IP.com Disclosure Number: IPCOM000107668D
Original Publication Date: 1992-Mar-01
Included in the Prior Art Database: 2005-Mar-22
Document File: 6 page(s) / 365K

Publishing Venue

IBM

Related People

Emma, PG: AUTHOR [+4]

Abstract

A method for exploiting parallelism is known in which the set of architected register names is mapped into a larger set of physical names. Using this larger set of names allows many physical locations to be aliased to the same architected name, thereby permitting different logical instances of a common name to coexist. This facilitates a limited form of single-assignment data-flow.

This text was extracted from an ASCII text file.
This is the abbreviated version, containing approximately 17% of the total text.

Conditional Execution in a Register Management Scheme for Out of Sequence Execution

       A method for exploiting parallelism is known in which the
set of architected register names is mapped into a larger set of
physical names.  Using this larger set of names allows many physical
locations to be aliased to the same architected name, thereby
permitting different logical instances of a common name to coexist.
This facilitates a limited form of single-assignment data-flow.

      What is novel about the above is that a method is presented for
restoring the machine state in the event of an interrupt, and thus,
interrupts can be precise in an out-of-sequence environment.  The
recovery mechanism, although straightforward, is somewhat costly in
terms of machine cycles.  Set forth below is a mechanism for
recovering prior machine state rapidly.  This rapid recovery
mechanism requires the storage of machine state at the decode time of
each instruction that could possibly be rolled-back.  Since
interrupts are infrequent, but almost any instruction has the
potential of generating one, this current mechanism is not advocated
for interrupts.  Rather, this mechanism is targeted at the
Branch-Wrong-Guess (BWG). The BWG differs from the interrupt in that
the BWG is a frequent event, e.g., one out of four instructions is
capable of generating one.  Thus, the storage overhead is not
prohibitive, and the recovery speed is imperative for BWG.

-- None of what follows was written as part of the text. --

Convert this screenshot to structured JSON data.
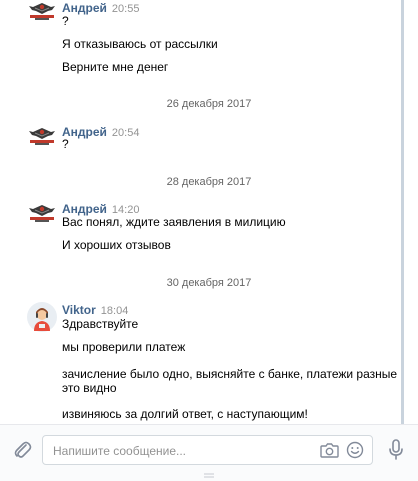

      In the known method above, a register renaming system is
proposed which is comprised of seven elements.  A Decode Register
Assignment List (DRAL) is a table that is used by the decoder to map
architected register names to physical array names.  An Array is the
set of physical storage elements that are used in place of a register
set.  An Assigned Array Position List (AAPL) is a bit vector that
indicates assignment for each element of the array, i.e., it
indicates that some active instruction has a pointer to that given
element.  An Array Loaded List (ALL) is a bit vector that indicates
whether or not each assigned array element has been loaded, i.e.,
whether the contents of the element are valid.  An Instruction Queue
(INQU) is a FIFO queue of information pertaining to each active
instruction. Instructions are decoded in order and endopted in order,
and the INQU is used to preserve this order.  A Final Register
Assignment List (FRAL) is a table that is analogous to the DRAL, and
is used for garbage collection (via the AAPL) as instructions leave
the INQU to endop.  A pending store buffer holds stores issued to the
memory by instructions that are represented in the INQU.  A pending
store is not released until the instruction that generated the store
successfully leaves the INQU.

      An entry in the INQU consists of four fields (five if
conditional execution is permitted).  The first two fields are an
architected register name and the corresponding physical array name
that is used...